Posted by Alex on Wednesday, February 27th, 2008
By Ford Prefect
No. Not under the current US Administration according to Dr. Alon Liel, Head of the Israel-Syria Peace Society and former Director General of Israel's Ministry of Foreign Affair. Dr. Liel was speaking at the Middle East Institute in Washington last Thursday to a packed audience.
Liel spoke out of his strong beliefs that the key to peace in the Middle East is to negotiate with Israel's enemies and not its friends or "made-up" friends.
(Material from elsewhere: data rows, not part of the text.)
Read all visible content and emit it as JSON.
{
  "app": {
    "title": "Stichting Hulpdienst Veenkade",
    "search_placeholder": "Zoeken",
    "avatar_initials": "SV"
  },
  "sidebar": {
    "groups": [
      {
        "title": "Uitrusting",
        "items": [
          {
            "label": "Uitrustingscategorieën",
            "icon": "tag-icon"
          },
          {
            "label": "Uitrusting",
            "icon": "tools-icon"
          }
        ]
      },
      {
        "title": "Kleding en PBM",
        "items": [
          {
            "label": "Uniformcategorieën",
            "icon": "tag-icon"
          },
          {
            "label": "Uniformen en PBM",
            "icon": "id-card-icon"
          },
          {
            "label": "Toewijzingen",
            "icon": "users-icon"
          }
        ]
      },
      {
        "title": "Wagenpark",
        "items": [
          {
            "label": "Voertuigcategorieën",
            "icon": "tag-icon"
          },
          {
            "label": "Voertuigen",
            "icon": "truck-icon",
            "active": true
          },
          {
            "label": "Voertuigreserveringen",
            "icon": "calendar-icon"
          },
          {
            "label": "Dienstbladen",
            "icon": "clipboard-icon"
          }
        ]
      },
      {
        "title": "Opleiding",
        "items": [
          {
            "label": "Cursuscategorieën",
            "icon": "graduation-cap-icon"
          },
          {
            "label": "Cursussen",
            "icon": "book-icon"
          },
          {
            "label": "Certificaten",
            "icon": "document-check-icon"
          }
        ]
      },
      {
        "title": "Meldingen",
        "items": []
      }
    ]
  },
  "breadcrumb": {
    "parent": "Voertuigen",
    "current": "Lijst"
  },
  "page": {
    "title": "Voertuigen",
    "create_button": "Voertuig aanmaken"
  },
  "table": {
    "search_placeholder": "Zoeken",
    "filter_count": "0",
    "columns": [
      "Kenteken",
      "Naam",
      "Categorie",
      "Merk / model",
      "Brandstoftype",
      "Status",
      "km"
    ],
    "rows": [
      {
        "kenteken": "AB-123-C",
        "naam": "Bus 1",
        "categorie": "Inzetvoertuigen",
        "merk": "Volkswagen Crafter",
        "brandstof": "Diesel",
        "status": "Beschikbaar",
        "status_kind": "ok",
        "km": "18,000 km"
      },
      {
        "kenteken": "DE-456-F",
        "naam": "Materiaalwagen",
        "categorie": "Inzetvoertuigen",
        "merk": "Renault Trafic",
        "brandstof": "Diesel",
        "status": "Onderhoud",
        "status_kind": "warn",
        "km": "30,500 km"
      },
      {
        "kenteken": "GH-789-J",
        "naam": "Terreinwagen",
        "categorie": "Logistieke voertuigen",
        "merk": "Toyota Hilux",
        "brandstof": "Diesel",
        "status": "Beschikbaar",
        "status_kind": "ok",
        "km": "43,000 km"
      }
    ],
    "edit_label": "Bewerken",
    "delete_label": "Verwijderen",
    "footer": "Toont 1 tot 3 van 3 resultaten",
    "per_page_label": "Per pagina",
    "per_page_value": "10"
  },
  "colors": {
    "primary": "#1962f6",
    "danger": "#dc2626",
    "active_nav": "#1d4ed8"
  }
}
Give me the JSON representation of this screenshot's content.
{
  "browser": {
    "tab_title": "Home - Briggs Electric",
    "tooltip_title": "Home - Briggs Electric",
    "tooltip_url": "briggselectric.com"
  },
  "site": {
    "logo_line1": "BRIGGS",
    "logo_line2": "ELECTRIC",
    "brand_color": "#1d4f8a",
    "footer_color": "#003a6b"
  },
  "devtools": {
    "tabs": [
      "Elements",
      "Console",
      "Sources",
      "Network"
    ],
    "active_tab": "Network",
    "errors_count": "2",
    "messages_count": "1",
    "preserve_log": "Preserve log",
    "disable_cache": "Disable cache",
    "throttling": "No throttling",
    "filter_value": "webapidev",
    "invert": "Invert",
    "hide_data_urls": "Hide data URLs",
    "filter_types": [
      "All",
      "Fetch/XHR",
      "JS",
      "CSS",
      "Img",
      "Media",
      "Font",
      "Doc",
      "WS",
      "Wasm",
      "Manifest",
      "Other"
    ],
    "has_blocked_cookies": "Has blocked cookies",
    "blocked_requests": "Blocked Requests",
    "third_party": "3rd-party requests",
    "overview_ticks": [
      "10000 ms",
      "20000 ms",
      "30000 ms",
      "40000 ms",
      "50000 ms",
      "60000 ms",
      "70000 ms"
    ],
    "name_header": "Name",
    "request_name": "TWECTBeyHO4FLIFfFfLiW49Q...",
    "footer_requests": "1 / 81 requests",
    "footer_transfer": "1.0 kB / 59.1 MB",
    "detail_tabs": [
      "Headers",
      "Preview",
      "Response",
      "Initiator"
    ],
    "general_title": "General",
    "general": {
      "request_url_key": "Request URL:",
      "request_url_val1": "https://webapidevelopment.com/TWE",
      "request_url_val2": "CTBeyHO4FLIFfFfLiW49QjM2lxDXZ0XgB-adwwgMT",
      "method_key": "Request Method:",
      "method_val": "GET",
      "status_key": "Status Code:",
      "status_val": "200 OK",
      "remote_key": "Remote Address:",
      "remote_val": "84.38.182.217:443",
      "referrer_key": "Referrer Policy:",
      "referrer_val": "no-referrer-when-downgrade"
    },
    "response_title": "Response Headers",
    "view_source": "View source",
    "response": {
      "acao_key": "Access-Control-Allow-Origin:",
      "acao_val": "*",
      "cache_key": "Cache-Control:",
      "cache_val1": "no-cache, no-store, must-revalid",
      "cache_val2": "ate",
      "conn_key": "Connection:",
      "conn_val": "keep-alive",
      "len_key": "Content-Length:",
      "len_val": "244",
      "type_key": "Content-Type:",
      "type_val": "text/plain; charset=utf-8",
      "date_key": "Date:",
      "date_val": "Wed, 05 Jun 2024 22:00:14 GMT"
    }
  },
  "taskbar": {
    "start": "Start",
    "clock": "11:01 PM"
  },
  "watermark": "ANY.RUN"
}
The lecture was, of course, attended by a fun-sized contingent of sworn anti-Syrian Lebanese ideologues trained by the U.S. neocons. While their agonies over the past Syrian hegemony over Lebanon are understood and legitimate, these ideologues continue to undermine otherwise legitimate needs by trying to impose neoconservative ideals that have fizzled and cracked, repeatedly, in Iraq and elsewhere. Luckily, Liel avoided these landmines and presented an eloquent case of how to break the deadlock.
In addition to reciting the intriguing history of the private channel negotiations between Liel and the Syrian-American Abe Soleiman, here are some interesting remarks from Liel's informative lecture.
The cause of the current impasse, or bottleneck, to peace in the
Middle East is, in fact, Washington. Olmert's government does not want to re-start talks with Syria because such talks will "upset the Americans."
For the first time in Israel's history, there is a sworn enemy (Syria) that wants to talk peace to Israel and Israel is refusing. Liel underscored the fact that Israel negotiated peace in the past with its sworn enemies and not its friends. Not talking to Israel's enemies, is in fact, a U.S. policy and NOT and Israeli one.
The American attitude of "do not talk to your enemies until they surrender" is not working. Moreover, the American administration is still dreaming that if they send more money and weapons to Fatah's Mahmoud Abbas, he will eventually prevail. Liel indicated that Abbas gets weaker with every dollar and every weapon given to him by the U.S. and Israel.
Liel indicated that there is no shortage of people with whom Israel can make peace. But these people are not really the ones that can deliver peace. Liel indicated that the Iran/Syria/Hezbollah/Hamas alliance is in fact getting stronger and not weaker. In his opinion, Syria is the most important part to the survival, or the dissolution, of that alliance.
There were many excellent points made by Liel for those of us who see a resolution of the conflict through peaceful means rather than military ones. One must stop and admire the courage of Liel and his supporters – who of all places, in Israel, have formed, registered, and received funding for an organization called the Israel-Syria Peace Society. A Syrian parallel to such a grassroots, policy-influencing movement is now highly desirable.
What is striking about Liel's movement is the rigor he is applying to pursuing peace with Syria. He is stopping in Washington to appeal to all U.S. presidential candidates to break the deadlock and start negotiating peace with Syria.
Of course, there are those who insist that talking to Syria will only strengthen the regime's intransigence and reward Syria for acts of violence. Liel correctly disagrees. If Syria is to be offered a respectable deal – a deal which is based on reclaiming its territorial rights Liel argues that a change of behavior, for the better, is the natural outcome of such a peace deal.
One last note of historical enthrallment: Liel recited how, in 1983,
Israel found in Lebanon a faction that it liked with which it struck a peace treaty: the Christian Maronites led by the Gemeyel family. A peace treaty between Israel and Lebanon was formally signed in 1983. Liel was the one who received the new Lebanese ambassador in Jerusalem, Pierre Yezbeck. Yezbeck, with a pocket full of money, wanted to rent a space for the Lebanese embassy in Jerusalem – never mind the fact that even the U.S. was not ready to establish its embassy in Jerusalem.
Yezbeck settled on a nice floor in Jerusalem's Wolfsen Tower, overlooking the Knesset. Soon thereafter, Liel helped him fly the Lebanese flag high over that building. Meanwhile, an Israeli embassy was promptly set up in Dbayyeh, outside of Beirut.
Liel was citing this example for historical context: for peace to last in the Middle East, Israel's enemies must come to the table, and not its friends. He mentioned a story about Farid Ghadry, who upon visiting Israel last year, asked the Israeli Knesset to refrain from giving the Golan Heights to Assad. He wanted Israel to give the Golan Heights to him once he became president of Syria!
Liel spoke out of principle that while Israel will never compromise its security; negotiating peace with its enemies is a true Israeli value. He regretted the impossible deadlock placed by the current U.S. administration while yearning for a true Israeli leader like Rabin who can be courageous enough to put Israel's interest ahead of the narrow-minded one dictated by Washington.